I still translate my work into lesson plans, but I still value preparation more than planning. It is okay (and on some days, preferable) to step into a classroom and not know exactly what is going to happen. Most of the forces of reformsterdom, which very much favor the One True Path approach to learning, are pushing us in the opposite direction. But strapping ourselves and our students into railroad cars on pre-programmed rails is the least useful way to do education and bad for our students as human beings. The fans of the cradle-to-career pipeline believe that a full and satisfying life can be planned, but my job is not to plan my students' future. My job is to prepare them for it.


  1. Really interesting analogies. I wish I were less of a planner. I always wanted to be prepared AND have a plan, because I was scared to death not to; I was afraid I wouldn't have any idea where to even start if I didn't have a path planned. However, since I was prepared, I never worried about going off the path. And I would never want someone else to make the plan for me and tell me I had to stay on it.

    My first two years of teaching I pretty much followed the textbook because I didn't know any better. Except I thought the tests that came with it were terrible and made up my own. After that I started understanding the territory better and wasn't satisfied with just following the textbook.
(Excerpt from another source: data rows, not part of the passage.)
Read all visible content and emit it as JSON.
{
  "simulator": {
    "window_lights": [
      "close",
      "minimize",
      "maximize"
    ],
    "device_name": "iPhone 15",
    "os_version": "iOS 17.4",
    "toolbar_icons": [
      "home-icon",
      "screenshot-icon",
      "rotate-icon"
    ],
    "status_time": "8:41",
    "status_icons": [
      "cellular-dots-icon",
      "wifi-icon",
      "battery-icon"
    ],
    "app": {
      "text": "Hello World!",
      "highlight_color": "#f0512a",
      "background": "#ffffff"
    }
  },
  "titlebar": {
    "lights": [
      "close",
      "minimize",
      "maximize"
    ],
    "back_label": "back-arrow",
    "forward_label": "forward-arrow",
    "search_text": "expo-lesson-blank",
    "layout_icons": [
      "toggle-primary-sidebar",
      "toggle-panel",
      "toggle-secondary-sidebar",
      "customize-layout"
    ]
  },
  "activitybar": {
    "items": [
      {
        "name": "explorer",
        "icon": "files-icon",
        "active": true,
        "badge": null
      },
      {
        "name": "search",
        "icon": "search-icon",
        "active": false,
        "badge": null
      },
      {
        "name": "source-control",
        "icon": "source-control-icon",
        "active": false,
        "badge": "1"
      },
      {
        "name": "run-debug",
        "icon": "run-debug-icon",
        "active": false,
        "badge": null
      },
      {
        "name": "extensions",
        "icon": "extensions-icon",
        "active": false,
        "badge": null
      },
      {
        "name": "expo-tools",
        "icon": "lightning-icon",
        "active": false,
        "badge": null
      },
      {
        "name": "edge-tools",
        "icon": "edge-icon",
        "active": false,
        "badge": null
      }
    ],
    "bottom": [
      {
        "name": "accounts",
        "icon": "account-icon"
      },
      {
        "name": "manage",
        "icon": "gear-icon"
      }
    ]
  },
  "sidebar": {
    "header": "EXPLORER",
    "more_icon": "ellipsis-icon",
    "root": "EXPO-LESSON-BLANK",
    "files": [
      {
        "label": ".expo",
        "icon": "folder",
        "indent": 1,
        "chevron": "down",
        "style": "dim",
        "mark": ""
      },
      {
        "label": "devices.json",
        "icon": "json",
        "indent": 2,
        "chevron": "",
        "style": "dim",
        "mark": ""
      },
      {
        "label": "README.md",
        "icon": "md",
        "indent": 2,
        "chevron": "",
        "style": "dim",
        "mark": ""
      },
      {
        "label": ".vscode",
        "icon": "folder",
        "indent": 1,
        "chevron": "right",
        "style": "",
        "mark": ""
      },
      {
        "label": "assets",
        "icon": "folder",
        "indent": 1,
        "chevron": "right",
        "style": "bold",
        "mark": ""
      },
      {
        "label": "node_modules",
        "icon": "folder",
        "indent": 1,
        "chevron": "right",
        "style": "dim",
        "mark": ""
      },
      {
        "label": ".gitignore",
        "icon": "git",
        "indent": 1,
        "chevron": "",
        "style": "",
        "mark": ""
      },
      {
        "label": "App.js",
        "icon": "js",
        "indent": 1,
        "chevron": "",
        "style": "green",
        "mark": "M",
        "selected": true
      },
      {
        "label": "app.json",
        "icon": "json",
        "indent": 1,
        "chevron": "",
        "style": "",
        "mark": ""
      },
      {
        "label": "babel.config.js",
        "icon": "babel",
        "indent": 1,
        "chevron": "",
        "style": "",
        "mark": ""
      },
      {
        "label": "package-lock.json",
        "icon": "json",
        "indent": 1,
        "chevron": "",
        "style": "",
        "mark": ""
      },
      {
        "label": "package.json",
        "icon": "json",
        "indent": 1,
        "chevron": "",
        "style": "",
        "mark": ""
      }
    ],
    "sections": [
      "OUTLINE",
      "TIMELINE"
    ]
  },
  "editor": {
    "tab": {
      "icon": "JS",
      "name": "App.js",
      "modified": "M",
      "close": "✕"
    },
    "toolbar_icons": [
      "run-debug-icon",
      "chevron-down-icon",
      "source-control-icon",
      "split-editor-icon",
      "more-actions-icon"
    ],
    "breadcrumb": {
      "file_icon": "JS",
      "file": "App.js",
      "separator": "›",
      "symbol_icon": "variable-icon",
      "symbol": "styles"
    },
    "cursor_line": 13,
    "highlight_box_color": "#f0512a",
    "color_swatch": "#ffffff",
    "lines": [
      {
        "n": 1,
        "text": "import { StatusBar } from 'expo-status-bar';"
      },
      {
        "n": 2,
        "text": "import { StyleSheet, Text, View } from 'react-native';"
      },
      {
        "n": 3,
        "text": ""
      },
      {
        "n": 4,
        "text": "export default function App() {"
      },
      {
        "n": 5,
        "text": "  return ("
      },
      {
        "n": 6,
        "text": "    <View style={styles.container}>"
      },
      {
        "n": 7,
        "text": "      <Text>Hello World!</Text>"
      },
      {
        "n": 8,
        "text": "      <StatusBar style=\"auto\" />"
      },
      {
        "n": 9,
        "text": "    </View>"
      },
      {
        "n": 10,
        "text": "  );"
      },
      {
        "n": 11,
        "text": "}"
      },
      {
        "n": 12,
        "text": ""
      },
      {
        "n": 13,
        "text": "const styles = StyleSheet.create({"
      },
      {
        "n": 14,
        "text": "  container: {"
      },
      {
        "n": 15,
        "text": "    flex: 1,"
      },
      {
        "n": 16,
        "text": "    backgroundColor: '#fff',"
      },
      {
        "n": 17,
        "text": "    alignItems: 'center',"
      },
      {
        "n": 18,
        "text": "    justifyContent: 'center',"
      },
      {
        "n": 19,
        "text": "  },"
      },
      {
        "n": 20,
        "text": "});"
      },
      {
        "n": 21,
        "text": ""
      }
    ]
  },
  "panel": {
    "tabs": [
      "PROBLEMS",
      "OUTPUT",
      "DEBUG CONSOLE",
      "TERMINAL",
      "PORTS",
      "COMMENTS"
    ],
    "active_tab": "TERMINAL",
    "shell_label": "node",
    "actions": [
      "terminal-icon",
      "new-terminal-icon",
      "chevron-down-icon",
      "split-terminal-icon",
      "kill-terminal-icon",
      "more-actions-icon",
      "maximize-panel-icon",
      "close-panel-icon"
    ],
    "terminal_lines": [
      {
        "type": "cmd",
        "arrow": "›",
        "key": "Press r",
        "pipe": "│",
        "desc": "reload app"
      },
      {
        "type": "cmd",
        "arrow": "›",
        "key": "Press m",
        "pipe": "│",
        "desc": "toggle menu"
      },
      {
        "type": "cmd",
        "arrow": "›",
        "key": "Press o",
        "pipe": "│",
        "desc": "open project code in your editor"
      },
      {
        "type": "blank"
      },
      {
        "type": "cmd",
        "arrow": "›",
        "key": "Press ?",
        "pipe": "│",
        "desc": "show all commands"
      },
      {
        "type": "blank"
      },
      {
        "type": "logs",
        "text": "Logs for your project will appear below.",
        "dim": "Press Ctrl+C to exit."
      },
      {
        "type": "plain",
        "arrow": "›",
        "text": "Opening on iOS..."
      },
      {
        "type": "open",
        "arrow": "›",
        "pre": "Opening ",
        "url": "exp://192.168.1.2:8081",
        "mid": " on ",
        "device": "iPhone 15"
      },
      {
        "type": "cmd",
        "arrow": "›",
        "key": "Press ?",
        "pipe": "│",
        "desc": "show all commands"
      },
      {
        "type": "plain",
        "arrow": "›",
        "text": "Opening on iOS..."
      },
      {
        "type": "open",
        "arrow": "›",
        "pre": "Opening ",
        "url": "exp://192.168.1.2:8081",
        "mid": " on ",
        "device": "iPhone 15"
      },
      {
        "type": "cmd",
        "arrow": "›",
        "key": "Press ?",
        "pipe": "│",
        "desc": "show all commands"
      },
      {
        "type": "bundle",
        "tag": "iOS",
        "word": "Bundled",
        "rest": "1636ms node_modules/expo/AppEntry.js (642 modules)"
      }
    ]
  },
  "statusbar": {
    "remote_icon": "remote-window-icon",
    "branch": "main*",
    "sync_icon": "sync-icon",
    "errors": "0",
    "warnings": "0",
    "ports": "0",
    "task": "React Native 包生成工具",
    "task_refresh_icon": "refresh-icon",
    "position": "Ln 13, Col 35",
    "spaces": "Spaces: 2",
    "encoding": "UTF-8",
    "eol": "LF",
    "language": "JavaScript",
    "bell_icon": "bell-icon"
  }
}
I started to do more picking and choosing what to use and when to use it, and bringing in things from other sources. Then I changed schools and the textbook they used I considered to be pedagogically unsound, and I completely made up my own curriculum.

    I suppose it's a little like traveling with a tour group as opposed to going off on your own. If you're not an experienced traveler and don't know the language, you might want to travel with a tourist group at first. It's a pain, though, to only be able to see the things the tour group plans, and only for the amount of time that's on the itinerary. Once you have some experience traveling, and if you know enough of the language to feel comfortable, it's much more satisfying to plan your own itinerary but be flexible enough to not have to follow it.

    (Or go with no itinerary at all, but I'm a planner because I'm too fearful something is going to go terribly wrong if I don't do all the preparation and planning I can. I figure something will always not go as planned, but I want to mitigate horrible things happening because I didn't think things out as much as I could have. But at least I'm flexible about going off the beaten path.)

  2. NIce post!

    I have the huge advantage that all my teaching is volunteer and my goal is not set in stone, but rather what I think is the best educational result of any given session. Rebecca deCoca's strategy is what I prefer: preparation, but a plan for the first few minutes of the session to get the ball rolling.

    My subject is mathematics, and the problems I like to work with are open-ended: easy entry, but possible to extend in many directions almost as far as you want to go. Thus it is impossible for me to "know every square foot of the territory," and in fact, fairly often a question will come up and I have to say, "I have no idea -- let's see what we can figure out."

    I think this is great for the students: it shows that it's ok not to know, and it's often fun to blunder ahead with the "teacher" and watch him screw up occasionally. (Actually I and my colleagues call ourselves "leaders" rather than "teachers.")

    Obviously, if I know that a discussion is headed into a dead-end, I try to re-direct it, but with no absolute goal for a session, this doesn't happen very often.

    I've been leading these open-ended "problem-solving" sessions with middle school and high school kids for about 15 years now, and it's hard to think of any of them that have arrived at exactly the goal I envisioned, but it's a rare session that I'm unhappy with.

    I know that this approach is impossible in traditional schools given all the constraints faced by teachers there, but I wish it were possible to teach (lead) like this more often in traditional classrooms.